The Blue Monkey is an omnivorous species that feeds on a variety of fruits, leaves, insects, and small animals such as birds and rodents. Its diet varies depending on the season and the availability of food in its environment. Blue Monkeys are known to be highly selective feeders, preferring certain types of fruit and leaves over others. They also have a specialized digestive system that allows them to extract the maximum amount of nutrients from their food.
Predators and Threats:
The Blue Monkey has several natural predators, including leopards, pythons, and eagles. However, the biggest threats to the species come from humans. Habitat loss and fragmentation, as well as hunting for bushmeat and the pet trade, are the main threats to Blue Monkey populations. The species is also vulnerable to disease outbreaks, particularly in areas where humans and wildlife come into close contact.
Relationship with Humans:
The Blue Monkey has a complex relationship with humans. In some areas, it is considered a pest species and is hunted or killed by farmers who view it as a threat to their crops. In other areas, the species is valued for its ecological role in seed dispersal and as a tourist attraction. Blue Monkeys are also sometimes kept as pets, although this practice is illegal in many countries.
- The Blue Monkey is one of the few primate species that has been observed using tools. Researchers have documented Blue Monkeys using sticks to probe for insects and using leaves to wipe their fur clean.
- Blue Monkeys have a highly developed sense of smell, which they use to locate food and communicate with each other.
- The blue color of the Blue Monkey's fur is actually caused by the way light reflects off the individual hairs. Under certain lighting conditions, the fur can appear to be gray or brown instead of blue.
- The Blue Monkey is sometimes called the "diademed monkey" because of the distinctive white fur on its forehead that resembles a crown.
- Blue Monkeys have a unique vocalization called a "grunt-hoo." This sound is used to signal to other members of the group that a predator is nearby.
- In some parts of its range, the Blue Monkey is considered a sacred animal and is protected by local customs and beliefs.
FAQs (Frequently Asked Questions):
Q: What is the scientific name of the Blue Monkey?
A: The scientific name of the Blue Monkey is Cercopithecus mitis.
Q: Where can I find Blue Monkeys in the wild?
A: Blue Monkeys are found in forests and woodlands throughout sub-Saharan Africa.
Q: Are Blue Monkeys endangered?
A: No, Blue Monkeys are not currently considered to be endangered. However, some populations are threatened by habitat loss and hunting.
Q: What do Blue Monkeys eat?
A: Blue Monkeys are omnivorous and eat a variety of fruits, leaves, insects, and small animals.
Q: Can Blue Monkeys be kept as pets?
A: No, keeping Blue Monkeys as pets is illegal in many countries and is not recommended. These animals have complex social structures and specialized dietary and environmental needs that are difficult to replicate in captivity.
The Blue Monkey is a fascinating and unique species of primate that is found throughout sub-Saharan Africa.
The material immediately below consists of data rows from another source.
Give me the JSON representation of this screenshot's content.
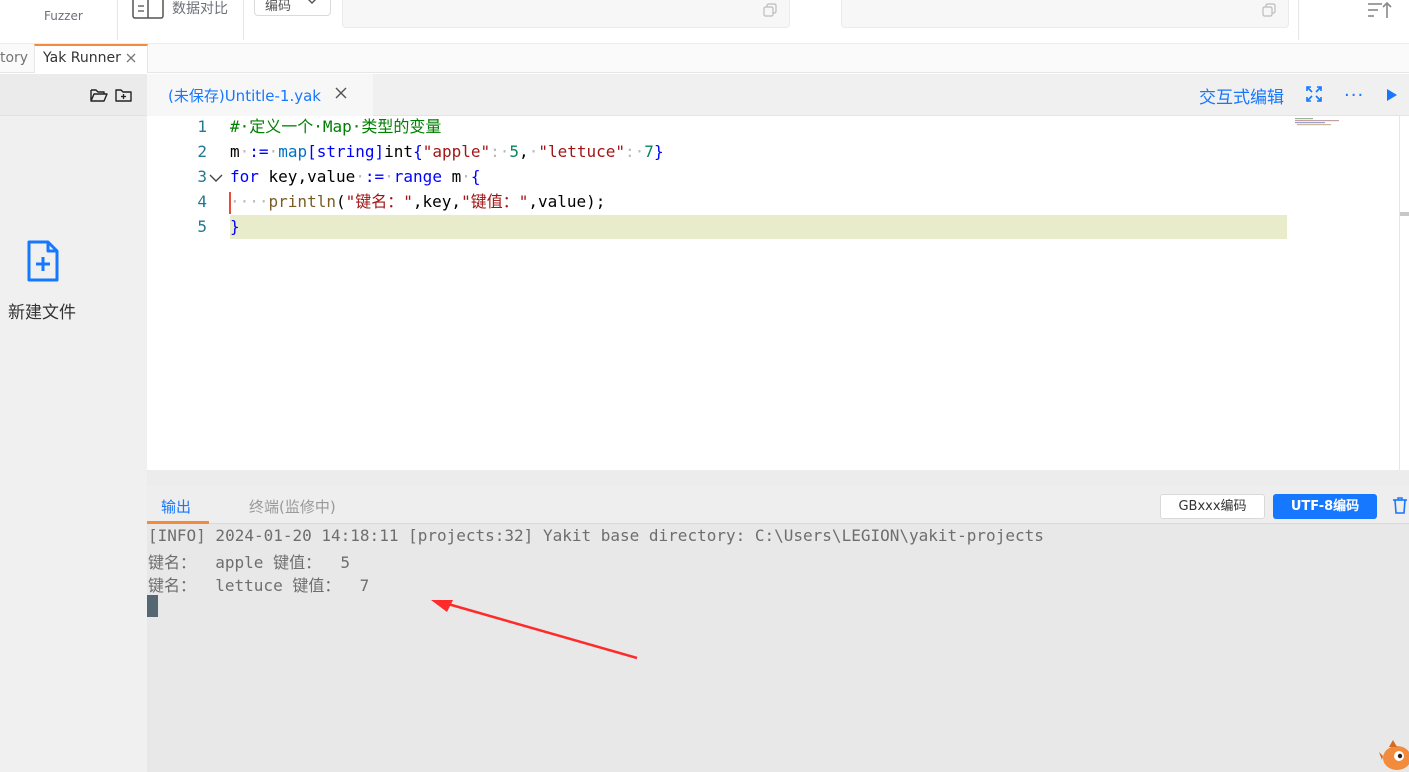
{
  "toolbar": {
    "fuzzer_label": "Fuzzer",
    "compare_label": "数据对比",
    "encode_select": "编码"
  },
  "tabs": {
    "history_partial": "tory",
    "active_tab": "Yak Runner"
  },
  "sidebar": {
    "new_file_label": "新建文件"
  },
  "editor": {
    "file_tab": "(未保存)Untitle-1.yak",
    "interactive_edit": "交互式编辑",
    "more": "···",
    "line_numbers": [
      "1",
      "2",
      "3",
      "4",
      "5"
    ]
  },
  "output": {
    "tab_output": "输出",
    "tab_terminal": "终端(监修中)",
    "btn_gbk": "GBxxx编码",
    "btn_utf8": "UTF-8编码",
    "lines": [
      "[INFO] 2024-01-20 14:18:11 [projects:32] Yakit base directory: C:\\Users\\LEGION\\yakit-projects",
      "键名：  apple 键值：  5",
      "键名：  lettuce 键值：  7"
    ]
  },
  "colors": {
    "accent": "#1677ff",
    "tab_indicator": "#f28b3b",
    "arrow": "#ff2a2a"
  }
}
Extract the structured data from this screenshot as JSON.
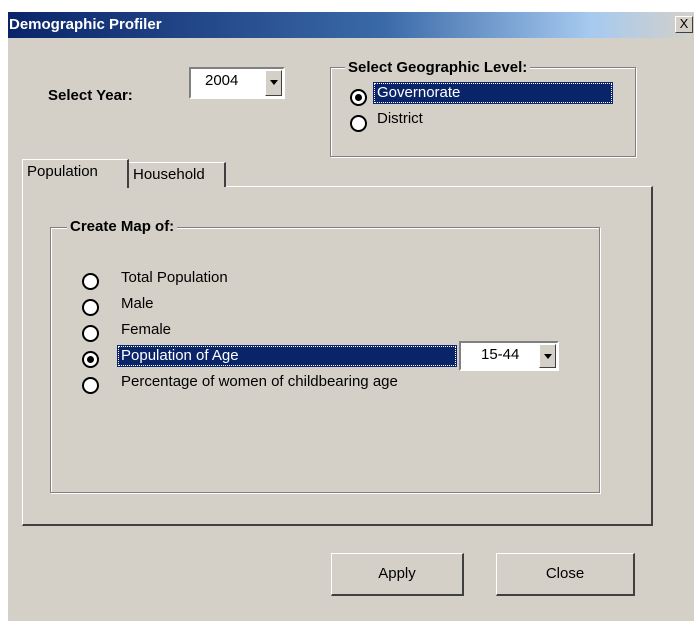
{
  "window": {
    "title": "Demographic Profiler",
    "close_label": "X"
  },
  "year": {
    "label": "Select Year:",
    "value": "2004"
  },
  "geo_level": {
    "legend": "Select Geographic Level:",
    "options": [
      {
        "label": "Governorate",
        "checked": true
      },
      {
        "label": "District",
        "checked": false
      }
    ]
  },
  "tabs": [
    {
      "label": "Population",
      "active": true
    },
    {
      "label": "Household",
      "active": false
    }
  ],
  "map_group": {
    "legend": "Create Map of:",
    "options": [
      {
        "label": "Total Population",
        "checked": false
      },
      {
        "label": "Male",
        "checked": false
      },
      {
        "label": "Female",
        "checked": false
      },
      {
        "label": "Population of Age",
        "checked": true
      },
      {
        "label": "Percentage of women of childbearing age",
        "checked": false
      }
    ],
    "age_range": "15-44"
  },
  "buttons": {
    "apply": "Apply",
    "close": "Close"
  },
  "colors": {
    "face": "#d4d0c8",
    "title_start": "#0a246a",
    "selection": "#0a246a"
  }
}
With its distinctive blue fur and complex social structure, it is a popular subject of study for researchers and a beloved sight for tourists. While the species is not currently considered to be endangered, it faces threats from habitat loss, hunting, and disease outbreaks. By learning more about the Blue Monkey and its ecology, we can work to protect this important species and ensure its survival for generations to come.
In conclusion, the Blue Monkey is an incredibly fascinating and unique species that is worthy of our attention and protection. From its distinctive blue fur and vocalizations to its complex social structures and dietary needs, this primate has captured the imagination of scientists and nature enthusiasts alike. While the species is not currently facing immediate danger, we must remain vigilant in our efforts to protect their habitats and maintain their ecological balance.
By supporting conservation efforts and spreading awareness of the importance of these animals, we can help ensure the survival of the Blue Monkey and many other threatened species for generations to come.